13 July 2014

French National Day tomorrow, but  you wouldn't know it around here. The Gaillacoise all look so miserable, you'd think they were English!  Don't know whether it's because France lost the World Cup, Mauresmo's protegee lost Wimbledon or simply because the weather's changed unseasonably into Autumn. Whatever. Of course the French think the 14th is all about Federalism, but the rest of the world calls it Bastille Day, a time when the mob ran riot cutting off the heads of their own royalty.  And yet look how they admire English royalty now, in June practically fawning over the Queen. My feeling is the French are fed up with 'common' Presidents like Hollande and have a desperate need to look up to someone they can respect, over and above scheming politicians. Perhaps now is the time to bring back from exile handsome and debonair Louis de Bourbon, Duke of Anjou with his young family, including a ready-made next Dauphin de France . Now that would cause a stir and revive l'esprit de coeur over here. Mind you I wouldn't be in Louis' shoes, thinking of what happened in the past. He'll certainly need a strong head on his shoulders.....

6 July 2014

Whether you call it Tzedakah, Sadaqah or Charity, giving freely to others is a wonderful thing. However, there are always some who exploit it for their own aims. Some multi-national charity CEOs pay themselves over $1m p.a., the average being $126,000.  Also there is one global charity which is actually deemed racist - the very opposite of what charity means - and that is The Red Cross. And, after 9/11, it was revealed that a large proportion of donations to them went not to survivors or family members of those killed but to other Red Cross operations!  So, be very careful who you give your money to.
It was as a breath of fresh air to see that a French project called 'Magasins pour Rien' had opened in Mulhouse, quickly followed by another in the Charente. Not a cent passes anyone's hand. People can come in and take away 3 items for nothing. Goods are given to the stores for free, the assistants are all volunteers and the premises are given rent-free by the local Maire.  Personally I'd like to see supermarkets donating all their just-past-date foods, instead of the masses taken to landfills. Mulhouse organiser Roger Winterhalter says the only profit is in bringing people and communities together and reducing waste.  Well done la France!

29 June 2014

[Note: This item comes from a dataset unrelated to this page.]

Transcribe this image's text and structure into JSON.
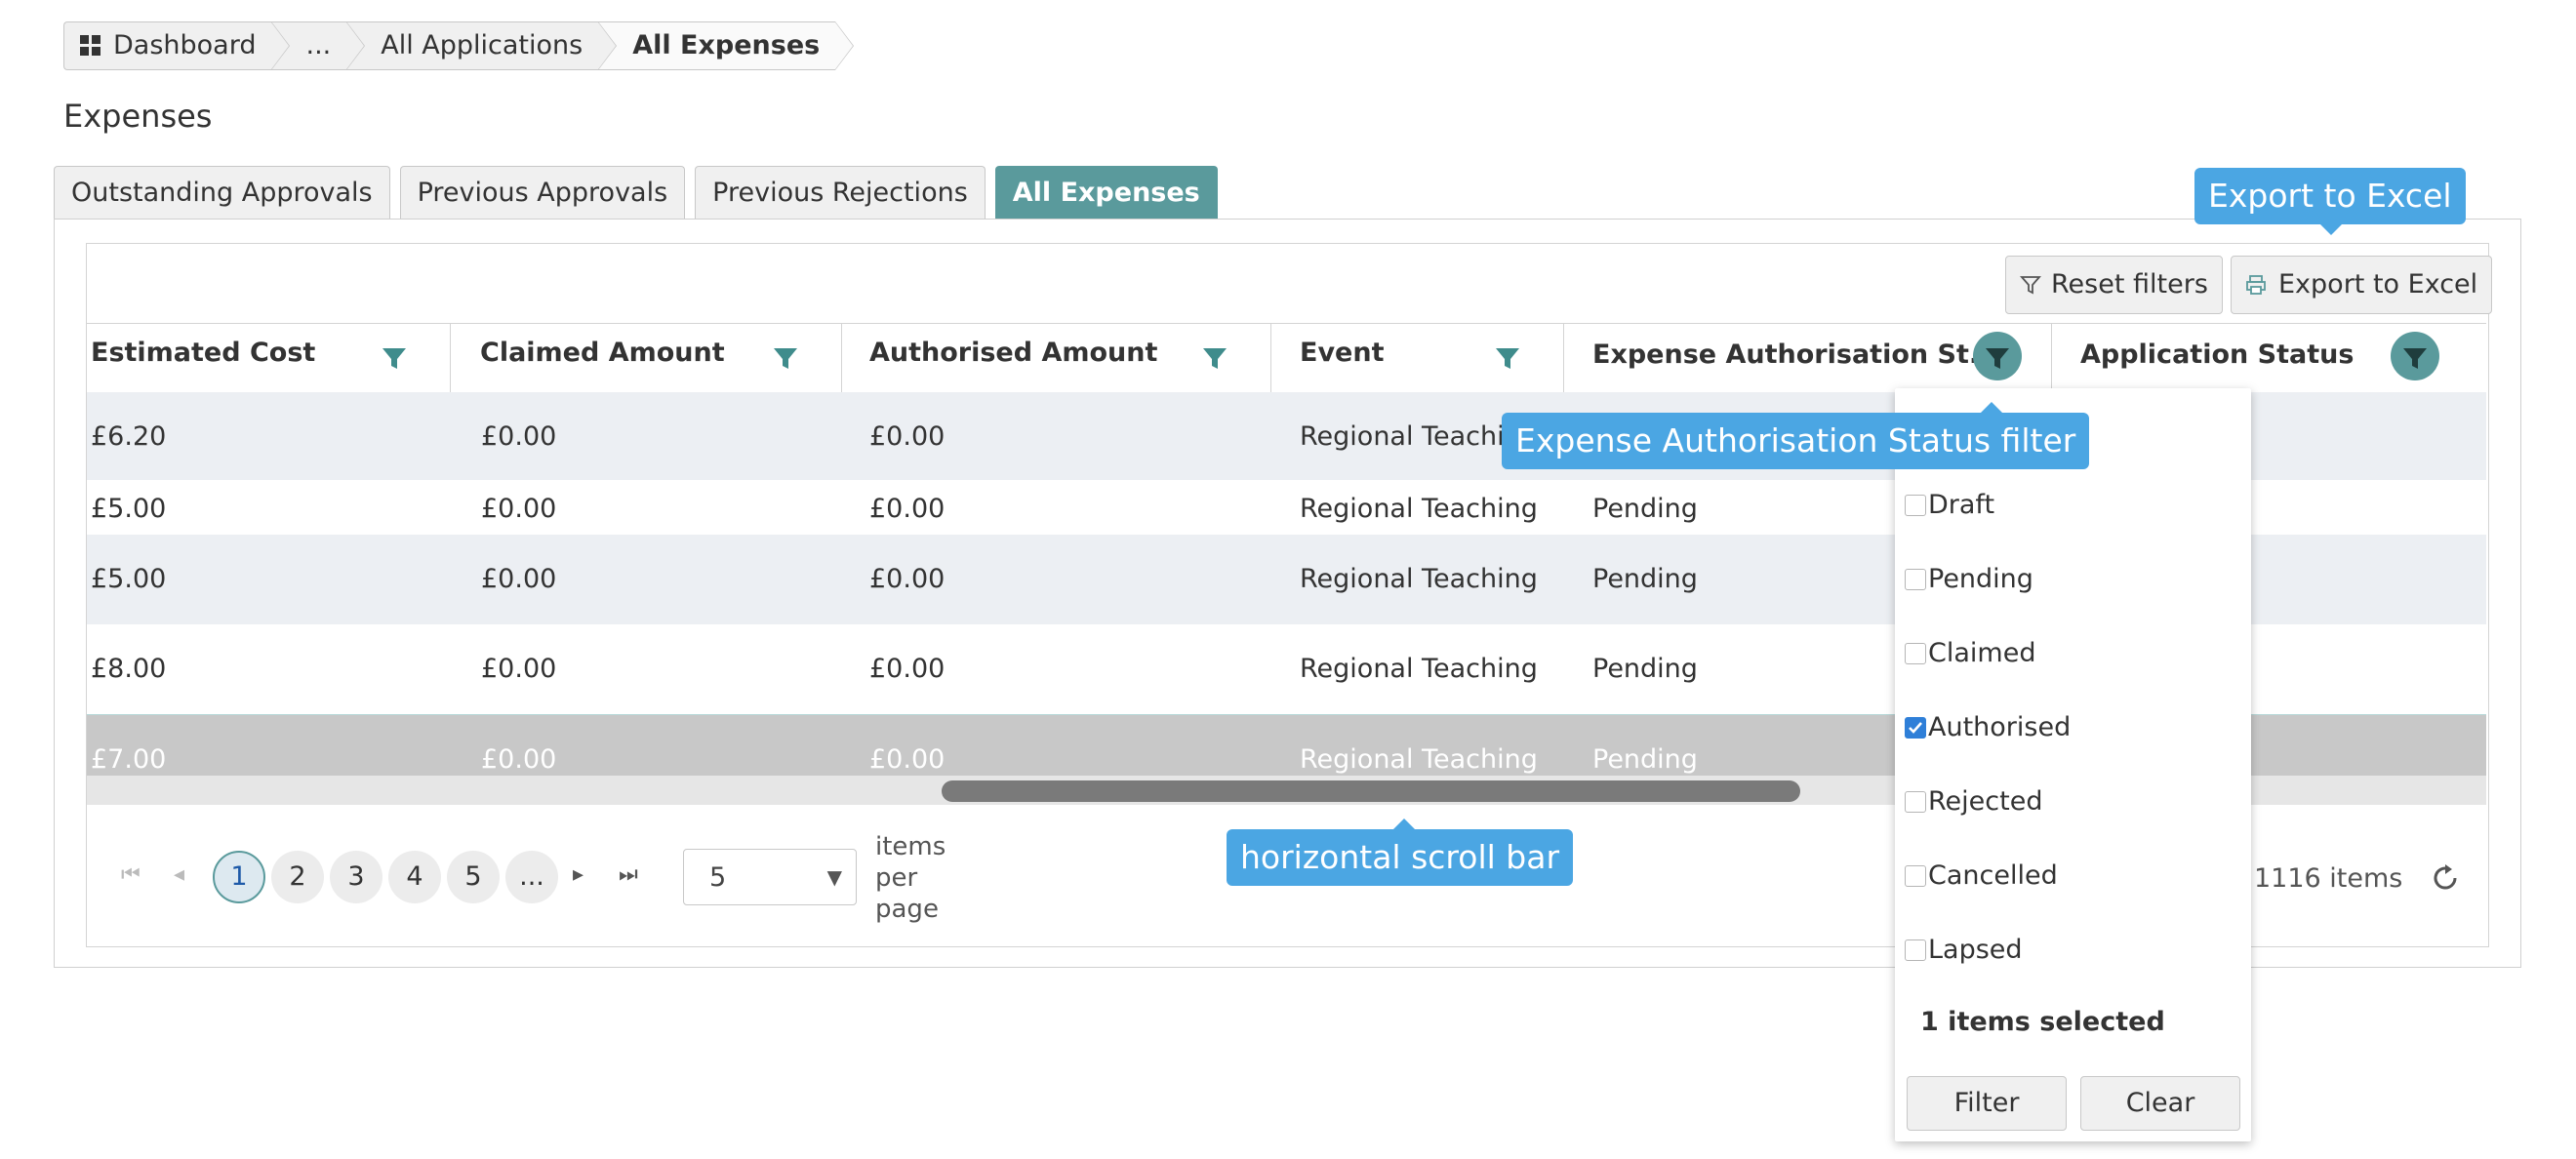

Just messing about on the river....
Him indoors and friend Barry decided to take a little canoe trip whilst Lynda and I waited on the bench. But, things didn't quite work out as planned. I knew I should've gone beforehand and translated for the boys, but 4 hours later and Lynda and I were still waiting! We foolishly thought they would just paddle along, then return the same way...wrong.  Eventually, wet, exhausted and bedraggled the boys appeared. It was apparently a seasoned group expedition and they were complete novices. Instructions were provided (in French) but were fixed to the back of the canoe, where neither could reach en route. They had to negotiate numerous weirs, lost an oar, had to ship water when it got waterlogged and had to manoeuvre along more than 5 miles of river before being picked up and brought back to us by van! Him indoors managed to fall in the water. How did you come to fall in the water? I didn't come to fall in the water, just to canoe.  Boat may have been multi-coloured, but they were certainly marooned.......

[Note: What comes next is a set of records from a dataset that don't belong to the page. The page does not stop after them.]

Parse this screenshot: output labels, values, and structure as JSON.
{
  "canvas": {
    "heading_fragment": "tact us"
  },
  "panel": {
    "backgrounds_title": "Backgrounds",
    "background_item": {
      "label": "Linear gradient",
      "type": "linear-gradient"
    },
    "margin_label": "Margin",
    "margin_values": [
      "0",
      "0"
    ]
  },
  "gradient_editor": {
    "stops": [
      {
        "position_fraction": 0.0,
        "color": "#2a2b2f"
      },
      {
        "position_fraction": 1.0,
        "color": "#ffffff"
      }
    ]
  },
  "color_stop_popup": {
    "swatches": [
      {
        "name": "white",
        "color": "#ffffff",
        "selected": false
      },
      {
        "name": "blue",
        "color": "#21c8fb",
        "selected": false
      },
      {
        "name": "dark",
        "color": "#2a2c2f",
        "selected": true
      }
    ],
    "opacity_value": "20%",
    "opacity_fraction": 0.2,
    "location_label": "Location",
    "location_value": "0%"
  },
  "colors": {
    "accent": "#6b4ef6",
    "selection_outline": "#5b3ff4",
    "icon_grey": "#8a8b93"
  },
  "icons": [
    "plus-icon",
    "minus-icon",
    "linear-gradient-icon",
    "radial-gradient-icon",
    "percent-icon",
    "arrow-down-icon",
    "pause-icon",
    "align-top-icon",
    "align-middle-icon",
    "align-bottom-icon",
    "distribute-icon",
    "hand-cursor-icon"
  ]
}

blog extra

For all those who know Bruno, and especially those who have criticised us for not training/controlling him properly:
I've always thought that, apart from us, the only person who has experienced long-term the behaviour of our Breton spaniel is our local kennel expert, Celine from Complexe Canine de la Gravie in Le Garric - the kennel where we leave him for extended periods whilst we are away.  Well, we have just picked him up after a 12-day stay with Celine and her comments were very interesting.  I told her about all the problems we had had with our Gaillac neighbours and that we were considering installing an electric wire around the fence. She said Non categorically. She told us that, in her view, Bruno is well-trained for the normal, everyday tasks like sitting on command and gentle with people, but that he has probably experienced a great shock as a puppy from his previous owner - undoubtedly a hunter - and that an electric fence would cause him even more distress. The shock as a puppy has left him mentally-disturbed:  he cannot cope with bangs, e.g. thunder (he bent the bars of the kennel there during a storm, but was calm thereafter), he is permanently anxious, and experiences what looks like mild epilepsy (an inherited gene common in Breton spaniels) which manifests itself by mad racing around the garden, followed by sudden stops into normal, calm behaviour again.  Exactement!! Tres bien, Celine.

22 June 2014

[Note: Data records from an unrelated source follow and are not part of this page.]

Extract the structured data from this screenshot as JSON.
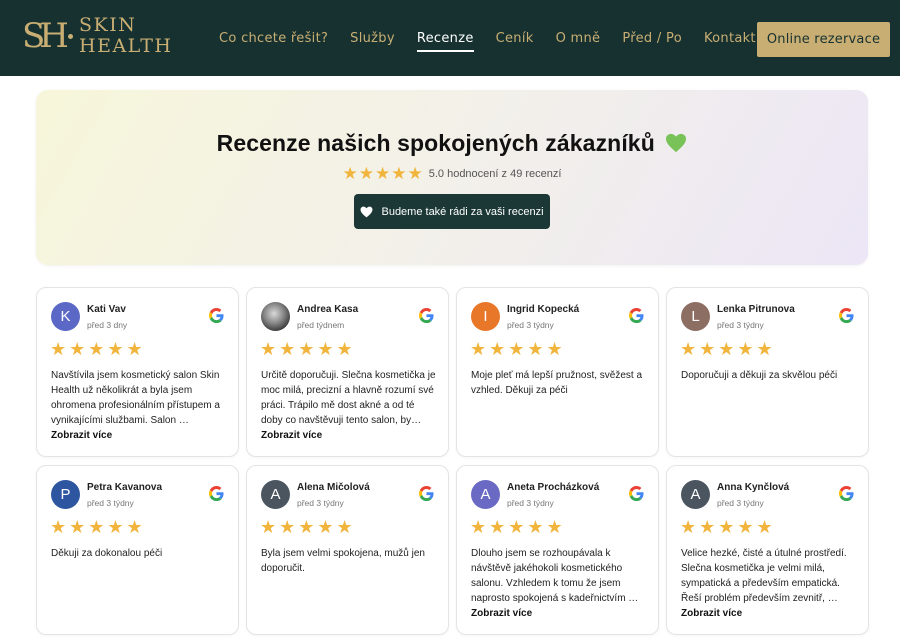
{
  "header": {
    "logo_mark": "SH",
    "logo_line1": "SKIN",
    "logo_line2": "HEALTH",
    "nav": [
      {
        "label": "Co chcete řešit?",
        "active": false
      },
      {
        "label": "Služby",
        "active": false
      },
      {
        "label": "Recenze",
        "active": true
      },
      {
        "label": "Ceník",
        "active": false
      },
      {
        "label": "O mně",
        "active": false
      },
      {
        "label": "Před / Po",
        "active": false
      },
      {
        "label": "Kontakt",
        "active": false
      }
    ],
    "cta_label": "Online rezervace"
  },
  "hero": {
    "title": "Recenze našich spokojených zákazníků",
    "stars": "★★★★★",
    "rating_text": "5.0 hodnocení z 49 recenzí",
    "button_label": "Budeme také rádi za vaši recenzi"
  },
  "colors": {
    "header_bg": "#16312f",
    "gold": "#c9ae74",
    "star": "#f1b43c",
    "button_dark": "#1b3836"
  },
  "reviews": [
    {
      "initial": "K",
      "avatar_color": "#5b68c6",
      "name": "Kati Vav",
      "date": "před 3 dny",
      "stars": "★★★★★",
      "text": "Navštívila jsem kosmetický salon Skin Health už několikrát a byla jsem ohromena profesionálním přístupem a vynikajícími službami. Salon …",
      "more": "Zobrazit více"
    },
    {
      "initial": "",
      "avatar_color": "photo",
      "name": "Andrea Kasa",
      "date": "před týdnem",
      "stars": "★★★★★",
      "text": "Určitě doporučuji. Slečna kosmetička je moc milá, precizní a hlavně rozumí své práci. Trápilo mě dost akné a od té doby co navštěvuji tento salon, by…",
      "more": "Zobrazit více"
    },
    {
      "initial": "I",
      "avatar_color": "#e8772a",
      "name": "Ingrid Kopecká",
      "date": "před 3 týdny",
      "stars": "★★★★★",
      "text": "Moje pleť má lepší pružnost, svěžest a vzhled. Děkuji za péči",
      "more": ""
    },
    {
      "initial": "L",
      "avatar_color": "#8d6e63",
      "name": "Lenka Pitrunova",
      "date": "před 3 týdny",
      "stars": "★★★★★",
      "text": "Doporučuji a děkuji za skvělou péči",
      "more": ""
    },
    {
      "initial": "P",
      "avatar_color": "#2d55a0",
      "name": "Petra Kavanova",
      "date": "před 3 týdny",
      "stars": "★★★★★",
      "text": "Děkuji za dokonalou péči",
      "more": ""
    },
    {
      "initial": "A",
      "avatar_color": "#4a5560",
      "name": "Alena Mičolová",
      "date": "před 3 týdny",
      "stars": "★★★★★",
      "text": "Byla jsem velmi spokojena, mužů jen doporučit.",
      "more": ""
    },
    {
      "initial": "A",
      "avatar_color": "#6a6ac4",
      "name": "Aneta Procházková",
      "date": "před 3 týdny",
      "stars": "★★★★★",
      "text": "Dlouho jsem se rozhoupávala k návštěvě jakéhokoli kosmetického salonu. Vzhledem k tomu že jsem naprosto spokojená s kadeřnictvím …",
      "more": "Zobrazit více"
    },
    {
      "initial": "A",
      "avatar_color": "#4a5560",
      "name": "Anna Kynčlová",
      "date": "před 3 týdny",
      "stars": "★★★★★",
      "text": "Velice hezké, čisté a útulné prostředí. Slečna kosmetička je velmi milá, sympatická a především empatická. Řeší problém především zevnitř, …",
      "more": "Zobrazit více"
    }
  ]
}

Two friends from Birmingham are visiting and it feels so good. Although I like all the 'material' things here - the sun, quality of light, bien manger - it's the internal things I miss most like chatting to old friends I grew up with. There's nothing like kindred spirits who knew you, your family and shared things from 50 years ago.  Yesterday we took La Croisiere boat ride along the Canal du Midi in Toulouse. An interesting journey, where 3 canals merge before flowing into the river Garonne. As we negotiated the lock gates, it reminded me of the old canal in Birmingham, running past the University to Gas Street Basin. For lunch, of course, we ate at my favourite place, La Faim des Haricots, before wandering around Place Capitole, listening to all the music in celebration of World Music Day. Wonderful day. Hot, not a cloud in the sky, happy people everywhere - not like back home where gloom abounds following England's failure in the World Cup. Will just have to turn our attention to the French team I suppose. Allez les bleus! As Him indoors says: nothing To-Lose.

15 June 2014

'Tis the season. Too hot, too many flies and England lost again. But we had a good time with our son, taking in the usual sights of Albi, Toulouse and St. Antonin.  I even managed to cook something different every night, even though he's vegetarian. Not much choice in restaurants: the French never understand. So, congrats again to Les Faim des Haricots in rue Puits Verts in Toulouse (just off Place Capitole).  Wonderful range, from the hot spinach quiches which I love, to the curry-style rice that the 'boys' liked. This time Jon took the Stansted to Rodez route. The ticket price of just 45 pounds return was just too cheap to resist, even though Ryannair takes every opportunity to charge extra for everything. I'm always good at taking the 'scenic route' when trying to find places first time, and this was no exception. Rodez was easy enough to find, but the airport? It was only at the 3rd attempt, hitting Rodez from the opposite(!) direction, that at last we hit the Ave de Decazeville and the tiny airport. For some reason it's well-signposted from this direction.. Probably cost us more in petrol than aviation fuel....oh well, old habits die hard.